The researchers, led by NIH grantee Adam Feinberg, Carnegie Mellon University, Pittsburgh, PA, did it with their latest version of a 3D bioprinting technique featured on the blog a few years ago. It’s called: Freeform Reversible Embedding of Suspended Hydrogels v.2.0. Or, just FRESH v2.0.
The FRESH system uses a bioink that consists of collagen (or other soft biomaterials) embedded in a thick slurry of gelatin microparticles and water. While a number of technical improvements have been made to FRESH v. 2.0, the big one was getting better at bioprinting collagen.
The secret is to dissolve the collagen bioink in an acid solution. When extruded into a neutral support bath, the change in pH drives the rapid assembly of collagen. The ability to extrude miniscule amounts and move the needle anywhere in 3D space enables them to produce amazingly complex, high-resolution structures, layer by layer. The porous microstructure of the printed collagen also helps for incorporating human cells. When printing is complete, the support bath easily melts away by heating to body temperature.
As described in Science, in addition to the working heart valve, the researchers have printed a small model of a heart ventricle. By combining collagen with cardiac muscle cells, they found they could actually control the organization of muscle tissue within the model heart chamber. The 3D-printed ventricles also showed synchronized muscle contractions, just like you’d expect in a living, beating human heart!
That’s not all. Using MRI images of an adult human heart as a template, the researchers created a complete organ structure including internal valves, large veins, and arteries. Based on the vessels they could see in the MRI, they printed even tinier microvessels and showed that the structure could support blood-like fluid flow.
While the researchers have focused the potential of FRESH v.2.0 printing on a human heart, in principle the technology could be used for many other organ systems. But there are still many challenges to overcome. A major one is the need to generate and incorporate billions of human cells, as would be needed to produce a transplantable human heart or other organ.
Feinberg reports more immediate applications of the technology on the horizon, however. His team is working to apply FRESH v.2.0 for producing child-sized replacement tracheas and precisely printed scaffolds for healing wounded muscle tissue.

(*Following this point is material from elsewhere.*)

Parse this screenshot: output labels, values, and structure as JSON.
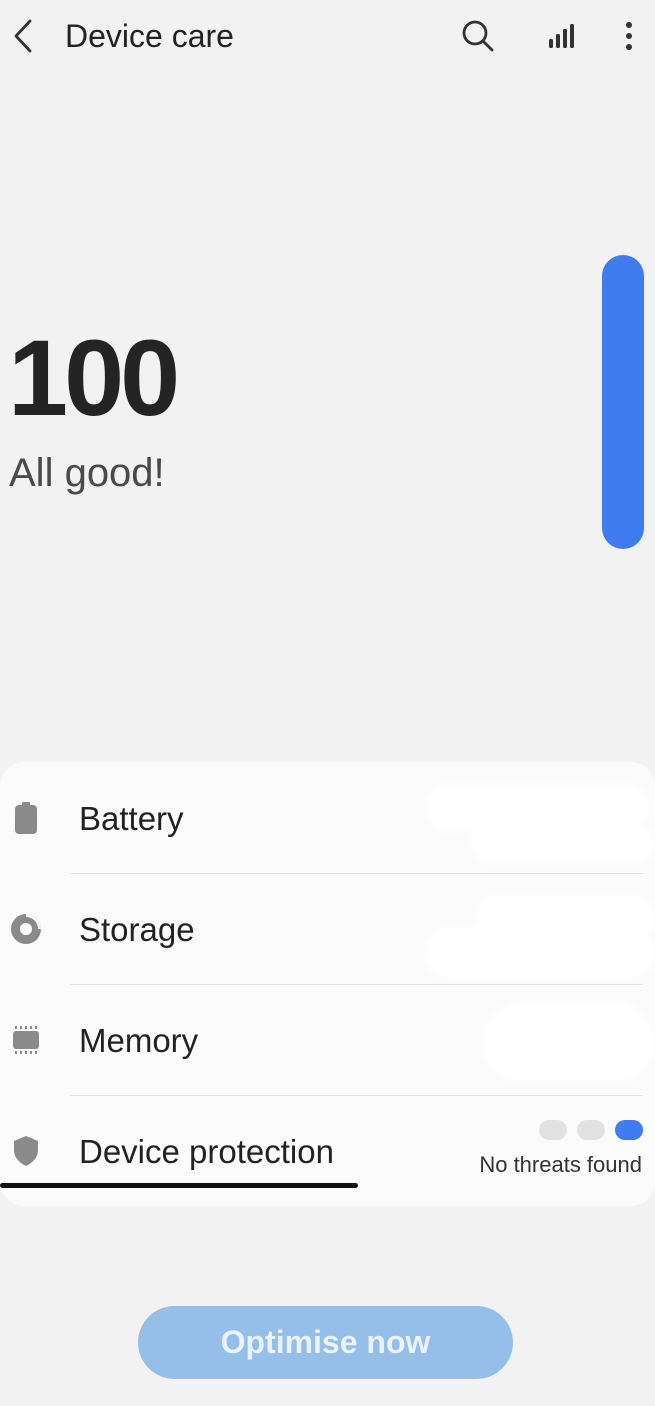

Meanwhile, the Feinberg lab generously shares its designs with the scientific community via the NIH 3D Print Exchange. This innovative program is helping to bring more 3D scientific models online and advance the field of bioprinting. So we can expect to read about many more exciting milestones like this one from the Feinberg lab.
 3D bioprinting of collagen to rebuild components of the human heart. Lee A, Hudson AR, Shiwarski DJ, Tashman JW, Hinton TJ, Yerneni S, Bliley JM, Campbell PG, Feinberg AW. Science. 2019 Aug 2;365(6452):482-487.
Tissue Engineering and Regenerative Medicine (National Institute of Biomedical Imaging and Bioengineering/NIH)
Regenerative Biomaterials and Therapeutics Group (Carnegie Mellon University, Pittsburgh, PA)
FluidForm (Acton, MA)
3D Bioprinting Open Source Workshops (Carnegie Mellon)
Video: Adam Feinberg on Tissue Engineering to Treat Human Disease (YouTube)
NIH Support: National Heart, Lung, and Blood Institute; Eunice Kennedy Shriver National Institute of Child Health and Human Development; Common Fund